* [App and web page records]
----

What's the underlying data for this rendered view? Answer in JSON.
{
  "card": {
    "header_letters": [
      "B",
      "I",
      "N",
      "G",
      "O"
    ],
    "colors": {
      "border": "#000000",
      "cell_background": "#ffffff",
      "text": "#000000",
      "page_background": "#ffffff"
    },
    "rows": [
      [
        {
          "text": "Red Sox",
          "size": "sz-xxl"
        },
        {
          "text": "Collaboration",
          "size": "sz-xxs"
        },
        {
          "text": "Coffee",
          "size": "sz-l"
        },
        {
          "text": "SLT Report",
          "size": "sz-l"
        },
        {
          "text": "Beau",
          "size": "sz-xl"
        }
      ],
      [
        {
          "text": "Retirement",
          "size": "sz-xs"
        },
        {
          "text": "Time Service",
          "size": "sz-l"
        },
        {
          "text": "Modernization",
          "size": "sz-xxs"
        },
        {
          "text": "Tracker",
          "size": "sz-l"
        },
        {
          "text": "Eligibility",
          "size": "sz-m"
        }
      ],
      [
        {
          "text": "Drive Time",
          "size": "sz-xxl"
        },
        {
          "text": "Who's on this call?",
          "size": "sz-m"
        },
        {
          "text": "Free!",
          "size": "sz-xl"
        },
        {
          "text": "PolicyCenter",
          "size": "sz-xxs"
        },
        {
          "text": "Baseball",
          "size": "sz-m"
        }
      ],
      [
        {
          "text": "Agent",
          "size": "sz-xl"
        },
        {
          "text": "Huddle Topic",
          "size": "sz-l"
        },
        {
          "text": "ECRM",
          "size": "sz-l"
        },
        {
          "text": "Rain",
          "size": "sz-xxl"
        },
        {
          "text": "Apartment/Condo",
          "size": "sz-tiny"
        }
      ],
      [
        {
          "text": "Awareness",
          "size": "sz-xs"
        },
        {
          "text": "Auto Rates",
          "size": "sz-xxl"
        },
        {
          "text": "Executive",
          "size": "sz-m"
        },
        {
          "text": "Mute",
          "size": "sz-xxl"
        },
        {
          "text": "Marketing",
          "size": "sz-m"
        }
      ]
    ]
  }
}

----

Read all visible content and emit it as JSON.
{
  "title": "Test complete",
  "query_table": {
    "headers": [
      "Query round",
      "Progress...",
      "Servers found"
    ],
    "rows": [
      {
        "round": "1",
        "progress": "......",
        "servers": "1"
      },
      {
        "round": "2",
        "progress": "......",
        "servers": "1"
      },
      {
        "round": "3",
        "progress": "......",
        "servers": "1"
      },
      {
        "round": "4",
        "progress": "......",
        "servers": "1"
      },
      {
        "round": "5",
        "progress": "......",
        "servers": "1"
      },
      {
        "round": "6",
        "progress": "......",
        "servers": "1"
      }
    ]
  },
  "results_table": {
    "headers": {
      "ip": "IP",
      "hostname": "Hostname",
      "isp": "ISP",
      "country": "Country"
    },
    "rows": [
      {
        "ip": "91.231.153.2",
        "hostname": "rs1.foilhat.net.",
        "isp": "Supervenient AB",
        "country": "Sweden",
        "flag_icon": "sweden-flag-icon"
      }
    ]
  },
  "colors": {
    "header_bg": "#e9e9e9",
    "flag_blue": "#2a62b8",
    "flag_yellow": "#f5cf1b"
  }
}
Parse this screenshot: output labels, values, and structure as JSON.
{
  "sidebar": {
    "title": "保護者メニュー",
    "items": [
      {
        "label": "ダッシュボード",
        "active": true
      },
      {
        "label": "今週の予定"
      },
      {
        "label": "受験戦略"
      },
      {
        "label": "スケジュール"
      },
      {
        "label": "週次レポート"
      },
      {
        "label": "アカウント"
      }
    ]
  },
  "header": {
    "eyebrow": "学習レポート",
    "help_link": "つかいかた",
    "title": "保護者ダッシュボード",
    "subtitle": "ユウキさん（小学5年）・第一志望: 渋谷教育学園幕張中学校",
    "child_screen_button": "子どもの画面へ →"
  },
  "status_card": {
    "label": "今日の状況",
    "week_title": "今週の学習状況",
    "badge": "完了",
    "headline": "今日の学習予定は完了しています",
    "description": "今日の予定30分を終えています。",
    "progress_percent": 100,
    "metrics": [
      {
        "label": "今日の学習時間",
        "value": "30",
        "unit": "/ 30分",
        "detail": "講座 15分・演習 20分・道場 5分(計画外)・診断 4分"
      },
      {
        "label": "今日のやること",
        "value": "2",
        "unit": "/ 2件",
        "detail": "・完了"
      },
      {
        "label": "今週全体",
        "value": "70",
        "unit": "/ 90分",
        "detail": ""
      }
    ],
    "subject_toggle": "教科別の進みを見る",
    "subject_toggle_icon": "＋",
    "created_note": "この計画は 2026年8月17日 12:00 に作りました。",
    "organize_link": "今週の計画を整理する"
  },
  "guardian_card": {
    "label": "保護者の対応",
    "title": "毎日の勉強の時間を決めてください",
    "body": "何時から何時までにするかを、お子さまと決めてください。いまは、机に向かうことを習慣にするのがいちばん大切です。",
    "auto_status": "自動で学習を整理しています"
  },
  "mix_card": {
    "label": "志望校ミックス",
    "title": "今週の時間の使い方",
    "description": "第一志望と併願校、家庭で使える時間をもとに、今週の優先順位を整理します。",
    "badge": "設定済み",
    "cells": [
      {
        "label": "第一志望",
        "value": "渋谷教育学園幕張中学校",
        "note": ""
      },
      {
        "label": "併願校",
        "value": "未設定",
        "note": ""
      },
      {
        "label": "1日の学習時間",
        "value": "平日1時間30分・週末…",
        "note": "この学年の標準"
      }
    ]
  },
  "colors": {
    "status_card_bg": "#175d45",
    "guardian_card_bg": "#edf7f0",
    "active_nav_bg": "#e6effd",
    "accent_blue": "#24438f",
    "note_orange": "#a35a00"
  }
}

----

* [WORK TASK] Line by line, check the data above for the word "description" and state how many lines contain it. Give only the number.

* [RESPONSE AREA] 2